Finally, how can I possibly explain the scenery here? It still takes my breathe away every day. It is now the height rainy season and we can all see the storms crawling towards us on their dark bellies from the next village over before they open their wide maws. I find Khmer people oddly tractable in the face of rain, especially for a region which must persevere through so much of it. Most Khmer people will abandon all notions of venturing out for work or other obligations if there is a mere drizzle. Mak once found me watching an approaching storm from the balcony and asked if I was afraid. I showed her pictures of Oklahoman tornadoes and she smiled in understanding. Everyday since arriving in country, I have worn the silver amulet necklace that you once gave to gramma, engraved with the both of your names on the front and back. I hope this site helps translate for you the many spectacles that I and the gleaming eye of the amulet have witnessed together. And when my words fail, I hope the pictures and videos speak for themselves. Hopefully dad will show you the footage below of my ride through my commune’s countryside to do health outreach. I talk of you often and brag of your impressive age and health, both of which would make you terribly venerable in this neck of the woods. I regularly recommend that everyone here eat an orange per day, just as you have for – how many decades now? I always manage to forget to mention the accompanying saltines, American cheese, and copious candy. Those will remain your special staple.

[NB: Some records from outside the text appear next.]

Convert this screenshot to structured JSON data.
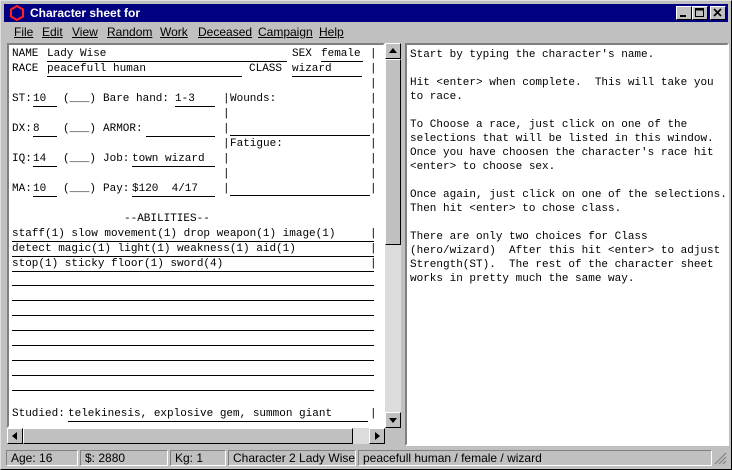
{
  "window": {
    "title": "Character sheet for"
  },
  "menu": [
    "File",
    "Edit",
    "View",
    "Random",
    "Work",
    "Deceased",
    "Campaign",
    "Help"
  ],
  "sheet": {
    "name_label": "NAME",
    "name_value": "Lady Wise",
    "sex_label": "SEX",
    "sex_value": "female",
    "race_label": "RACE",
    "race_value": "peacefull human",
    "class_label": "CLASS",
    "class_value": "wizard",
    "st_label": "ST:",
    "st_value": "10",
    "dx_label": "DX:",
    "dx_value": "8",
    "iq_label": "IQ:",
    "iq_value": "14",
    "ma_label": "MA:",
    "ma_value": "10",
    "bare_hand_label": "Bare hand:",
    "bare_hand_value": "1-3",
    "armor_label": "ARMOR:",
    "armor_value": "",
    "job_label": "Job:",
    "job_value": "town wizard",
    "pay_label": "Pay:",
    "pay_value": "$120  4/17",
    "wounds_label": "Wounds:",
    "fatigue_label": "Fatigue:",
    "abilities_header": "--ABILITIES--",
    "abilities": [
      "staff(1) slow movement(1) drop weapon(1) image(1)",
      "detect magic(1) light(1) weakness(1) aid(1)",
      "stop(1) sticky floor(1) sword(4)"
    ],
    "studied_label": "Studied:",
    "studied_value": "telekinesis, explosive gem, summon giant"
  },
  "help_text": "Start by typing the character's name.\n\nHit <enter> when complete.  This will take you to race.\n\nTo Choose a race, just click on one of the selections that will be listed in this window.  Once you have choosen the character's race hit <enter> to choose sex.\n\nOnce again, just click on one of the selections.  Then hit <enter> to chose class.\n\nThere are only two choices for Class (hero/wizard)  After this hit <enter> to adjust Strength(ST).  The rest of the character sheet works in pretty much the same way.",
  "status": {
    "age": "Age:  16",
    "money": "$: 2880",
    "kg": "Kg: 1",
    "character": "Character 2 Lady Wise",
    "summary": "peacefull human / female / wizard"
  },
  "colors": {
    "title_bar": "#000080",
    "face": "#c0c0c0",
    "icon": "#cc0000"
  }
}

Yours always, Eating plenty of candy, Again, Happy Birthday,
A Disclaimer and Reminder: PC Volunteers are generally prohibited from riding on motorbikes. Traffic accidents represent the single highest cause of death for volunteers around the world. However, CHE volunteers in Cambodia are given training and permitted to ride as a motorbike passenger to visit other villages with their coworkers for the purpose of health outreach and other work-related activities. I happen to be lucky enough to have a stellar uncle/coworker who is both brilliant moto-driver and no longer laughs at me when I would prefer to bike instead. #exercise